**Task goal**
Output each entry in full so that the result matches the data exactly.

(Exercise input Opens)

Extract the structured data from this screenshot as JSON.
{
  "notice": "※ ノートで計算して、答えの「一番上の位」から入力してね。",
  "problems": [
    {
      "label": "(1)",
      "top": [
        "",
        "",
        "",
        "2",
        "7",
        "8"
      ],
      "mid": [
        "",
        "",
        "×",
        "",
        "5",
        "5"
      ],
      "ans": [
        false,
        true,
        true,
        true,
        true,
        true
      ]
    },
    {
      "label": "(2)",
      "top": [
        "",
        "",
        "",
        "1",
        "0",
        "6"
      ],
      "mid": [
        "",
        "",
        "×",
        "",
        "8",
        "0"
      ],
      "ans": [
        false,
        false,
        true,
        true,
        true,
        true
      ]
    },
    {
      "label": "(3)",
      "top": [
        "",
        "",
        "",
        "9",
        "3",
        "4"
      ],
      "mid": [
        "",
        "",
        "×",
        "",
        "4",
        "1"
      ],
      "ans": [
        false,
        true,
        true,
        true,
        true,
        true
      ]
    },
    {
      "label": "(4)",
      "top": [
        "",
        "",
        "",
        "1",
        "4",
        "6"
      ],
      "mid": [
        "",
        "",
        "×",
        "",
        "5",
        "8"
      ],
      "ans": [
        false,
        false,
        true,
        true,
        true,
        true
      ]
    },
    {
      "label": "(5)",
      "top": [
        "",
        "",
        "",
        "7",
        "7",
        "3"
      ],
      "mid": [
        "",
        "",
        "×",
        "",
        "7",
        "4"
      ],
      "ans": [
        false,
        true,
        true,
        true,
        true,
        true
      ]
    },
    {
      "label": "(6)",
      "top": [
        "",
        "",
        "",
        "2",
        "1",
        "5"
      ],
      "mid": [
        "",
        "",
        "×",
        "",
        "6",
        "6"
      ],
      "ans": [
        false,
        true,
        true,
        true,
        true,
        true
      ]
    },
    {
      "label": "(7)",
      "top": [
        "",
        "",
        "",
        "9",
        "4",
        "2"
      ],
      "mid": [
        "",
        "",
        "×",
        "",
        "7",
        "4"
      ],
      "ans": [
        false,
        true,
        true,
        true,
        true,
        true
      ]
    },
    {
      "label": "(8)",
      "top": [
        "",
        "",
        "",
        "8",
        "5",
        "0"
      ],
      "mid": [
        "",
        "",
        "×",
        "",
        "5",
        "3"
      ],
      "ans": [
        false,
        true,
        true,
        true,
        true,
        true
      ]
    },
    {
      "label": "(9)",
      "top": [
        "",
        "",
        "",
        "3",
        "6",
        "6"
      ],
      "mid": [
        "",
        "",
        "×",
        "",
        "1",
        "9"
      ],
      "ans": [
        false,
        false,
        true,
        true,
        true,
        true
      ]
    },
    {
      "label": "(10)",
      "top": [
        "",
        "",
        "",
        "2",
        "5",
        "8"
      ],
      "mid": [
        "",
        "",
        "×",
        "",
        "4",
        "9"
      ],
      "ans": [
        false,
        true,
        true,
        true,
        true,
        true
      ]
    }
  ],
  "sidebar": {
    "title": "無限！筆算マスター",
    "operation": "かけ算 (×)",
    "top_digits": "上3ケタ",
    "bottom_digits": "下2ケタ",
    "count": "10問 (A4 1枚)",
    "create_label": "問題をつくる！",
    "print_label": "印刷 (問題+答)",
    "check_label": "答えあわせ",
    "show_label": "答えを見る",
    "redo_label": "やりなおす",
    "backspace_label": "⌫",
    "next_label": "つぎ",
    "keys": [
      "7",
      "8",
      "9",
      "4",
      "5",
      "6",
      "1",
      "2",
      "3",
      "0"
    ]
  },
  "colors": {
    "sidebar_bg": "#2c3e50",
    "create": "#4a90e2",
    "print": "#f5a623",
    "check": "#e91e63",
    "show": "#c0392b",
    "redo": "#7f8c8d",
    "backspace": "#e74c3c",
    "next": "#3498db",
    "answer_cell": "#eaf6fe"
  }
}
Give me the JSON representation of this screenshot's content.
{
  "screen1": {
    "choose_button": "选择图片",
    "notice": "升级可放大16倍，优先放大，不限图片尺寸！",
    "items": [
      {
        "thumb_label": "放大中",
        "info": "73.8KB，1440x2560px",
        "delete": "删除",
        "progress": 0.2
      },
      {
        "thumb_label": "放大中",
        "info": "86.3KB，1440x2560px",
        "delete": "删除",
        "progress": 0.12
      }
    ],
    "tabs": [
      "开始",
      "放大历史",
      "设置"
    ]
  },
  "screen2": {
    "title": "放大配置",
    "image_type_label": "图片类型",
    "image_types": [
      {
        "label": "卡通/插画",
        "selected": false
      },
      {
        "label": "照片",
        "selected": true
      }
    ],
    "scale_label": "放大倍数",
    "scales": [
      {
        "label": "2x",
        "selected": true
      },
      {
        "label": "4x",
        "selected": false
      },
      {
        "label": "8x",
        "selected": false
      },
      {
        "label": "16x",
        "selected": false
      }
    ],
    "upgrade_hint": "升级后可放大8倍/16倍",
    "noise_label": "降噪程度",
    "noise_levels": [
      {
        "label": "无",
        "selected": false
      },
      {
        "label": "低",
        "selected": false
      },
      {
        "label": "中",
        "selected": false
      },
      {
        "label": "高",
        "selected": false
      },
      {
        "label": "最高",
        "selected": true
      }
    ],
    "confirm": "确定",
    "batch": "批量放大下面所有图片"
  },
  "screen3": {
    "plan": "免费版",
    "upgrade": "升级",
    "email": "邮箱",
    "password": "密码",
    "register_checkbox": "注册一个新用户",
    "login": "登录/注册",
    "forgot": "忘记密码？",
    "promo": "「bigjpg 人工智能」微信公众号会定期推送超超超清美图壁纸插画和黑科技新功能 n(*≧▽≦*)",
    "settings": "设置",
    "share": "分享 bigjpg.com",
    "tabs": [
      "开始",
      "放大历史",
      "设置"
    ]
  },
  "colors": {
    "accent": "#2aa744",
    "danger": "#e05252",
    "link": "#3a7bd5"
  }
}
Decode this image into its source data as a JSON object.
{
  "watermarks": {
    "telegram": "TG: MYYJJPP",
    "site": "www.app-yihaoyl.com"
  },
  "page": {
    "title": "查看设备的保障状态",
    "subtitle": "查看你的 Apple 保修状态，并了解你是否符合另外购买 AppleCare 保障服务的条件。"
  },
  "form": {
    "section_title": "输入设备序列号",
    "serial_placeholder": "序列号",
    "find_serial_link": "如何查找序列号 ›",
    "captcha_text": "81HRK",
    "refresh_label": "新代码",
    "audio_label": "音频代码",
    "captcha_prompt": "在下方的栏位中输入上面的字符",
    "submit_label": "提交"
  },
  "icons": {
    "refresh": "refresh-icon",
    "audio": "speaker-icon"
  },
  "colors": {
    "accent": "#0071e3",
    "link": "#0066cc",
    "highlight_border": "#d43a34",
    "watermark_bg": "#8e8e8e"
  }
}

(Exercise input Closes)

**Answer below**
Extract the structured data from this screenshot as JSON.
{
  "notice": "※ ノートで計算して、答えの「一番上の位」から入力してね。",
  "problems": [
    {
      "label": "(1)",
      "top": [
        "",
        "",
        "",
        "2",
        "7",
        "8"
      ],
      "mid": [
        "",
        "",
        "×",
        "",
        "5",
        "5"
      ],
      "ans": [
        false,
        true,
        true,
        true,
        true,
        true
      ]
    },
    {
      "label": "(2)",
      "top": [
        "",
        "",
        "",
        "1",
        "0",
        "6"
      ],
      "mid": [
        "",
        "",
        "×",
        "",
        "8",
        "0"
      ],
      "ans": [
        false,
        false,
        true,
        true,
        true,
        true
      ]
    },
    {
      "label": "(3)",
      "top": [
        "",
        "",
        "",
        "9",
        "3",
        "4"
      ],
      "mid": [
        "",
        "",
        "×",
        "",
        "4",
        "1"
      ],
      "ans": [
        false,
        true,
        true,
        true,
        true,
        true
      ]
    },
    {
      "label": "(4)",
      "top": [
        "",
        "",
        "",
        "1",
        "4",
        "6"
      ],
      "mid": [
        "",
        "",
        "×",
        "",
        "5",
        "8"
      ],
      "ans": [
        false,
        false,
        true,
        true,
        true,
        true
      ]
    },
    {
      "label": "(5)",
      "top": [
        "",
        "",
        "",
        "7",
        "7",
        "3"
      ],
      "mid": [
        "",
        "",
        "×",
        "",
        "7",
        "4"
      ],
      "ans": [
        false,
        true,
        true,
        true,
        true,
        true
      ]
    },
    {
      "label": "(6)",
      "top": [
        "",
        "",
        "",
        "2",
        "1",
        "5"
      ],
      "mid": [
        "",
        "",
        "×",
        "",
        "6",
        "6"
      ],
      "ans": [
        false,
        true,
        true,
        true,
        true,
        true
      ]
    },
    {
      "label": "(7)",
      "top": [
        "",
        "",
        "",
        "9",
        "4",
        "2"
      ],
      "mid": [
        "",
        "",
        "×",
        "",
        "7",
        "4"
      ],
      "ans": [
        false,
        true,
        true,
        true,
        true,
        true
      ]
    },
    {
      "label": "(8)",
      "top": [
        "",
        "",
        "",
        "8",
        "5",
        "0"
      ],
      "mid": [
        "",
        "",
        "×",
        "",
        "5",
        "3"
      ],
      "ans": [
        false,
        true,
        true,
        true,
        true,
        true
      ]
    },
    {
      "label": "(9)",
      "top": [
        "",
        "",
        "",
        "3",
        "6",
        "6"
      ],
      "mid": [
        "",
        "",
        "×",
        "",
        "1",
        "9"
      ],
      "ans": [
        false,
        false,
        true,
        true,
        true,
        true
      ]
    },
    {
      "label": "(10)",
      "top": [
        "",
        "",
        "",
        "2",
        "5",
        "8"
      ],
      "mid": [
        "",
        "",
        "×",
        "",
        "4",
        "9"
      ],
      "ans": [
        false,
        true,
        true,
        true,
        true,
        true
      ]
    }
  ],
  "sidebar": {
    "title": "無限！筆算マスター",
    "operation": "かけ算 (×)",
    "top_digits": "上3ケタ",
    "bottom_digits": "下2ケタ",
    "count": "10問 (A4 1枚)",
    "create_label": "問題をつくる！",
    "print_label": "印刷 (問題+答)",
    "check_label": "答えあわせ",
    "show_label": "答えを見る",
    "redo_label": "やりなおす",
    "backspace_label": "⌫",
    "next_label": "つぎ",
    "keys": [
      "7",
      "8",
      "9",
      "4",
      "5",
      "6",
      "1",
      "2",
      "3",
      "0"
    ]
  },
  "colors": {
    "sidebar_bg": "#2c3e50",
    "create": "#4a90e2",
    "print": "#f5a623",
    "check": "#e91e63",
    "show": "#c0392b",
    "redo": "#7f8c8d",
    "backspace": "#e74c3c",
    "next": "#3498db",
    "answer_cell": "#eaf6fe"
  }
}
Give me the JSON representation of this screenshot's content.
{
  "screen1": {
    "choose_button": "选择图片",
    "notice": "升级可放大16倍，优先放大，不限图片尺寸！",
    "items": [
      {
        "thumb_label": "放大中",
        "info": "73.8KB，1440x2560px",
        "delete": "删除",
        "progress": 0.2
      },
      {
        "thumb_label": "放大中",
        "info": "86.3KB，1440x2560px",
        "delete": "删除",
        "progress": 0.12
      }
    ],
    "tabs": [
      "开始",
      "放大历史",
      "设置"
    ]
  },
  "screen2": {
    "title": "放大配置",
    "image_type_label": "图片类型",
    "image_types": [
      {
        "label": "卡通/插画",
        "selected": false
      },
      {
        "label": "照片",
        "selected": true
      }
    ],
    "scale_label": "放大倍数",
    "scales": [
      {
        "label": "2x",
        "selected": true
      },
      {
        "label": "4x",
        "selected": false
      },
      {
        "label": "8x",
        "selected": false
      },
      {
        "label": "16x",
        "selected": false
      }
    ],
    "upgrade_hint": "升级后可放大8倍/16倍",
    "noise_label": "降噪程度",
    "noise_levels": [
      {
        "label": "无",
        "selected": false
      },
      {
        "label": "低",
        "selected": false
      },
      {
        "label": "中",
        "selected": false
      },
      {
        "label": "高",
        "selected": false
      },
      {
        "label": "最高",
        "selected": true
      }
    ],
    "confirm": "确定",
    "batch": "批量放大下面所有图片"
  },
  "screen3": {
    "plan": "免费版",
    "upgrade": "升级",
    "email": "邮箱",
    "password": "密码",
    "register_checkbox": "注册一个新用户",
    "login": "登录/注册",
    "forgot": "忘记密码？",
    "promo": "「bigjpg 人工智能」微信公众号会定期推送超超超清美图壁纸插画和黑科技新功能 n(*≧▽≦*)",
    "settings": "设置",
    "share": "分享 bigjpg.com",
    "tabs": [
      "开始",
      "放大历史",
      "设置"
    ]
  },
  "colors": {
    "accent": "#2aa744",
    "danger": "#e05252",
    "link": "#3a7bd5"
  }
}
Decode this image into its source data as a JSON object.
{
  "watermarks": {
    "telegram": "TG: MYYJJPP",
    "site": "www.app-yihaoyl.com"
  },
  "page": {
    "title": "查看设备的保障状态",
    "subtitle": "查看你的 Apple 保修状态，并了解你是否符合另外购买 AppleCare 保障服务的条件。"
  },
  "form": {
    "section_title": "输入设备序列号",
    "serial_placeholder": "序列号",
    "find_serial_link": "如何查找序列号 ›",
    "captcha_text": "81HRK",
    "refresh_label": "新代码",
    "audio_label": "音频代码",
    "captcha_prompt": "在下方的栏位中输入上面的字符",
    "submit_label": "提交"
  },
  "icons": {
    "refresh": "refresh-icon",
    "audio": "speaker-icon"
  },
  "colors": {
    "accent": "#0071e3",
    "link": "#0066cc",
    "highlight_border": "#d43a34",
    "watermark_bg": "#8e8e8e"
  }
}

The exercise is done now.